### PROMPT
Would you print the data below exactly, leaving out every picture?

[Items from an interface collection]

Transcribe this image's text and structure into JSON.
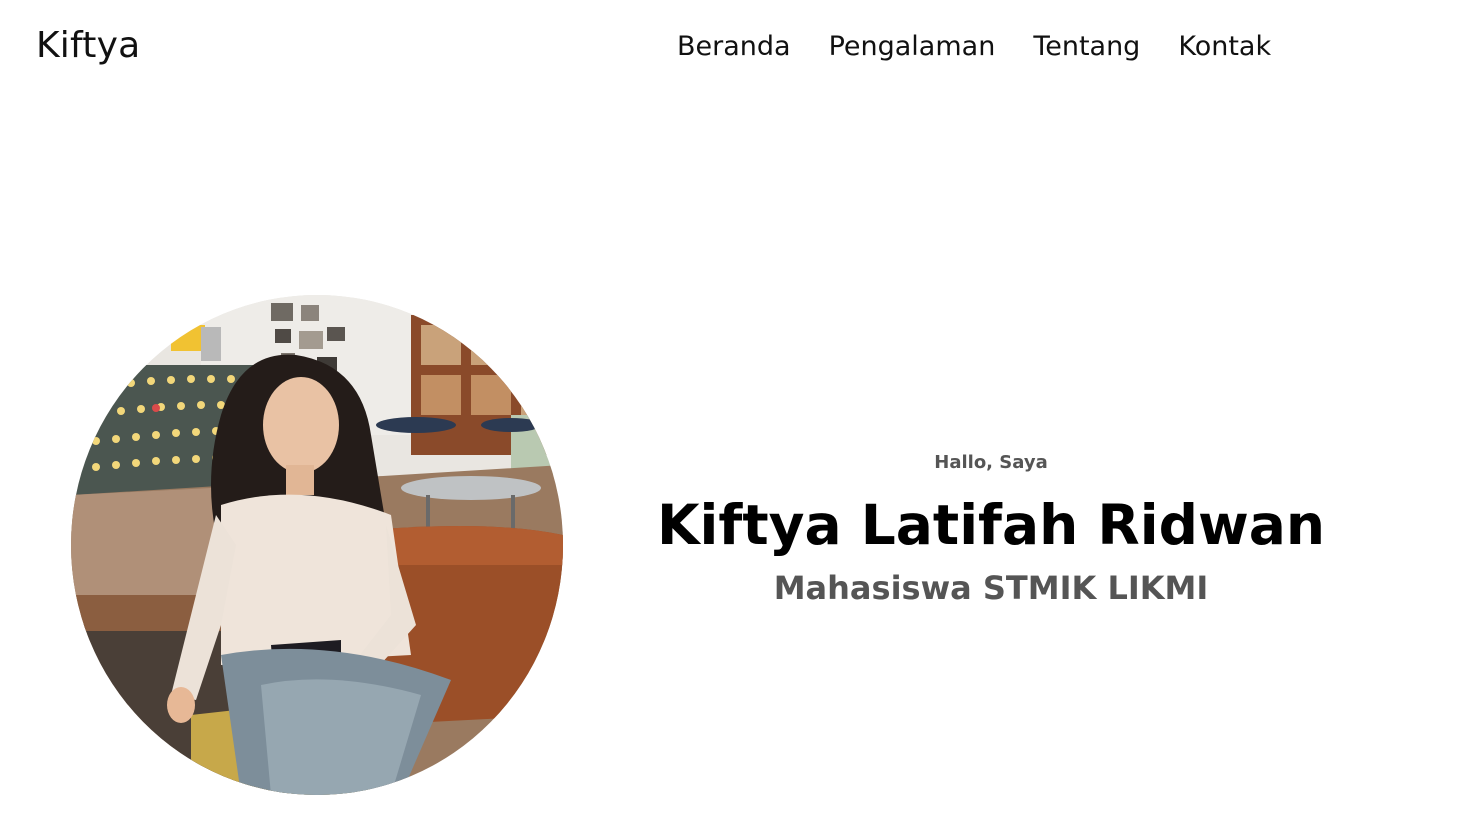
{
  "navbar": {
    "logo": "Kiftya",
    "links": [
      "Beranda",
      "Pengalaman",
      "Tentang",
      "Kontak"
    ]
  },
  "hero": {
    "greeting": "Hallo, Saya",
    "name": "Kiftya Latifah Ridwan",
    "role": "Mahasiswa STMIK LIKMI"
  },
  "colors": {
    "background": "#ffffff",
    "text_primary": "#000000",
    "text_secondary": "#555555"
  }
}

### EXERCISE SOLUTION
Transcribe this image's text and structure into JSON.
{
  "navbar": {
    "logo": "Kiftya",
    "links": [
      "Beranda",
      "Pengalaman",
      "Tentang",
      "Kontak"
    ]
  },
  "hero": {
    "greeting": "Hallo, Saya",
    "name": "Kiftya Latifah Ridwan",
    "role": "Mahasiswa STMIK LIKMI"
  },
  "colors": {
    "background": "#ffffff",
    "text_primary": "#000000",
    "text_secondary": "#555555"
  }
}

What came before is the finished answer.